Stabilizing housing should make toxic assets easier to sell
When the subprime lending market fell off a cliff and the housing market with it, trying to figure out what the mortgage loans and bonds were truly worth became a pointless exercise since no one could agree when home prices would stop falling. Banks didn’t want to sell the assets at a steep loss since they hoped (and prayed) in the long run many of these loans and bonds would continue to perform. Buyers, of course, wanted to be compensated handsomely for the risk of taking on these loans when prices continued to plummet and the ranks of jobless swelled.
That appears to be changing. Though the unemployment rate is expected to go higher still and will stay elevated for some time to come, the number of those getting pink slips has started to moderate and home prices appear to have stabilized.

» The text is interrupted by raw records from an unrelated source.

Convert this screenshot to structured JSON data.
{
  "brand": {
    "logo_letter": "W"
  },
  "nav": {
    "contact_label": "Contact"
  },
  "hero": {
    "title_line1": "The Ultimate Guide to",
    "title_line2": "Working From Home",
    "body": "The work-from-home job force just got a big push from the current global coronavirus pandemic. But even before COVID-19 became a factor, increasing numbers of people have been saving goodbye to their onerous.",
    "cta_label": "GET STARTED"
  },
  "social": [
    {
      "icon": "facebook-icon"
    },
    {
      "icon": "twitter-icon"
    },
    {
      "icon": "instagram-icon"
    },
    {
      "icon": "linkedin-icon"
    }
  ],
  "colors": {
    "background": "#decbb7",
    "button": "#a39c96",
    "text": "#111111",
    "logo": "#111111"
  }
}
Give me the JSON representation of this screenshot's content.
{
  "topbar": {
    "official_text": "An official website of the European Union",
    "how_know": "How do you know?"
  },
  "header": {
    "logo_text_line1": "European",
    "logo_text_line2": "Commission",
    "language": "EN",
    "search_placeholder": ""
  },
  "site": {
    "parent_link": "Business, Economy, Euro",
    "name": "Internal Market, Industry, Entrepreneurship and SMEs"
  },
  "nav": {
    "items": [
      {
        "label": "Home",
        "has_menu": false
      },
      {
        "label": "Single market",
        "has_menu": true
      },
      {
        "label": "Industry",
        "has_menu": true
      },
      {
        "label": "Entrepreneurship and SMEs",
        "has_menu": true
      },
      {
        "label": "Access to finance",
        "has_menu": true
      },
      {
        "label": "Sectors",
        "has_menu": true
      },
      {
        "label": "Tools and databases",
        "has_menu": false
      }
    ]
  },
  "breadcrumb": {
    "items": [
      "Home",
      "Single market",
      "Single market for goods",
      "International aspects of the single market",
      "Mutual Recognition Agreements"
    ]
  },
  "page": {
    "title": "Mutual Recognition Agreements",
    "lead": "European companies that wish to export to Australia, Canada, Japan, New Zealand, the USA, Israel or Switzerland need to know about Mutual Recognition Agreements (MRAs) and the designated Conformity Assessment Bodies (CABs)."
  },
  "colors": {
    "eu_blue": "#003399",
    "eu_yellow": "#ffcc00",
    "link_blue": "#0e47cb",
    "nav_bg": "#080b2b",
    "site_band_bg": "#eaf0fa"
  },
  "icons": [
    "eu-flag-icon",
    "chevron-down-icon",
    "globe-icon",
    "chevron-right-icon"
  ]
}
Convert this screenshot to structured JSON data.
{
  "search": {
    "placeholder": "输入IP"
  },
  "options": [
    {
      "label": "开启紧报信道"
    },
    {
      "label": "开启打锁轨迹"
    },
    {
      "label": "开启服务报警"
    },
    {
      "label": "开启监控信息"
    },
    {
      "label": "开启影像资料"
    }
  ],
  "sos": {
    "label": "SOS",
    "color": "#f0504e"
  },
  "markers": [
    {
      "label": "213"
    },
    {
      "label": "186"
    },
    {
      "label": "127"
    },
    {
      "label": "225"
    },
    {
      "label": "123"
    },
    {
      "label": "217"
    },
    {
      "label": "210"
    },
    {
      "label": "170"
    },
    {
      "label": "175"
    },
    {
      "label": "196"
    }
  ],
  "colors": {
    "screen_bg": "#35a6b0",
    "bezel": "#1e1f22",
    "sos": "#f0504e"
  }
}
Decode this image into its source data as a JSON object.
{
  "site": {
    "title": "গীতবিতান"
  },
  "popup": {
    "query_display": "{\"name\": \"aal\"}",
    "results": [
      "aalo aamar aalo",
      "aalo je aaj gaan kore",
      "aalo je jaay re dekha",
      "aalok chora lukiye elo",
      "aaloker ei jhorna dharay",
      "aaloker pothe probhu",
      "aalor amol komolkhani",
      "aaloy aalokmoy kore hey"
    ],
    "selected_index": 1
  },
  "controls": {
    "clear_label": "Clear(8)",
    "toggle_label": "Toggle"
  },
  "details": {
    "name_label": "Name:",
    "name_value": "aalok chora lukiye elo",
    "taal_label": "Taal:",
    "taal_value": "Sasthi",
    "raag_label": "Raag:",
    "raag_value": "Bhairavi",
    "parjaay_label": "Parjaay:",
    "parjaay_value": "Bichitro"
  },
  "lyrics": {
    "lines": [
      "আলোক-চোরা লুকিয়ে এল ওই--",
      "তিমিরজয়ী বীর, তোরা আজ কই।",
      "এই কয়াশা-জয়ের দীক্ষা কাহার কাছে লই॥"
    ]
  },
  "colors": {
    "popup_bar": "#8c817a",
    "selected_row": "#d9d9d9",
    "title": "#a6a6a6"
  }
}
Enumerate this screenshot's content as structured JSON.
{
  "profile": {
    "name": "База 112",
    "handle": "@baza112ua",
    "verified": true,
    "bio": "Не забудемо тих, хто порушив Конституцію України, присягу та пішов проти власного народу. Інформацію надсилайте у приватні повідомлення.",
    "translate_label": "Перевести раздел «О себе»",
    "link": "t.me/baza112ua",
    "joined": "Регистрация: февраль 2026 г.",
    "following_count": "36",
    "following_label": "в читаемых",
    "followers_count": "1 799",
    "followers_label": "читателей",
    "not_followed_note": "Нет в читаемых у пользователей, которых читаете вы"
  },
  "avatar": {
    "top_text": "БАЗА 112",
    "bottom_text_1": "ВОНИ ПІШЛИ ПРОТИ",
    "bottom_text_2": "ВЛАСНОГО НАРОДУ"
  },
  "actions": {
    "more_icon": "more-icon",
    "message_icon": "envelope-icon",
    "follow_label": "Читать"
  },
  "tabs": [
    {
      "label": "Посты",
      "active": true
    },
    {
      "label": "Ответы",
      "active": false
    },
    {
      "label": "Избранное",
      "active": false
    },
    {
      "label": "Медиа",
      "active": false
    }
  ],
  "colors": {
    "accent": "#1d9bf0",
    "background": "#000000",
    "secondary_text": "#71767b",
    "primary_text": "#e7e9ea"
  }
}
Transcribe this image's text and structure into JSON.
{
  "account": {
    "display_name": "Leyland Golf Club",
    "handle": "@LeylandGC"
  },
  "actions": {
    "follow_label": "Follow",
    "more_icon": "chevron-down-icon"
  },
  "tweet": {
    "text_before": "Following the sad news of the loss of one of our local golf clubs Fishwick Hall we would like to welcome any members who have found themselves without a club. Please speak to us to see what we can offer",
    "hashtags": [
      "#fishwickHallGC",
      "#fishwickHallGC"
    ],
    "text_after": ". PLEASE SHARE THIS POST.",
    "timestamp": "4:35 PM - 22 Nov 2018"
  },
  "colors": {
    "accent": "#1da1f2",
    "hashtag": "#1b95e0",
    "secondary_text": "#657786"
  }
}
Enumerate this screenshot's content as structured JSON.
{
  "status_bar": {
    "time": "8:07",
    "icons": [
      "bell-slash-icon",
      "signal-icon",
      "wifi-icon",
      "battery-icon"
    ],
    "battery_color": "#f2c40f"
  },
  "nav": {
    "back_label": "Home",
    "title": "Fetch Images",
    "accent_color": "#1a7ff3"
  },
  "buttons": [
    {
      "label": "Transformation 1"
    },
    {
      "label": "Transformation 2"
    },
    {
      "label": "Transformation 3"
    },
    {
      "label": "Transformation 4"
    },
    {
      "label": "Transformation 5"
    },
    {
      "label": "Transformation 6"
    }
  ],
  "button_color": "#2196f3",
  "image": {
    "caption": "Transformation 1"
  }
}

Check out the chart below of the S&P Case-Shiller index of home prices in 20 metropolitan areas.
Enter the PPIP program. The FDIC announced yesterday that Residential Credit Solutions beat out 11 other bidders in its pilot program to unload what are now called legacy loans and once called toxic assets. It’s not a bad deal considering RCS only had to plop down $64 million in cash for 50% stake in a portfolio of $1.3 billion of home loans, with leverage and a FDIC guaranteed loan taking care of the rest. And it’s far easier now to asses the risk in these assets than say a few months ago.
If this works out to the FDIC’s satisfaction, the agency will use it as a way for public/private funds under the PPIP program to buy loans off banks that are still up and running. There’s still the question about whether banks will want to sell, but it will be much harder for them to argue that a loan is worth say 80 cents on the dollar, when models based on more stable inputs suggest otherwise.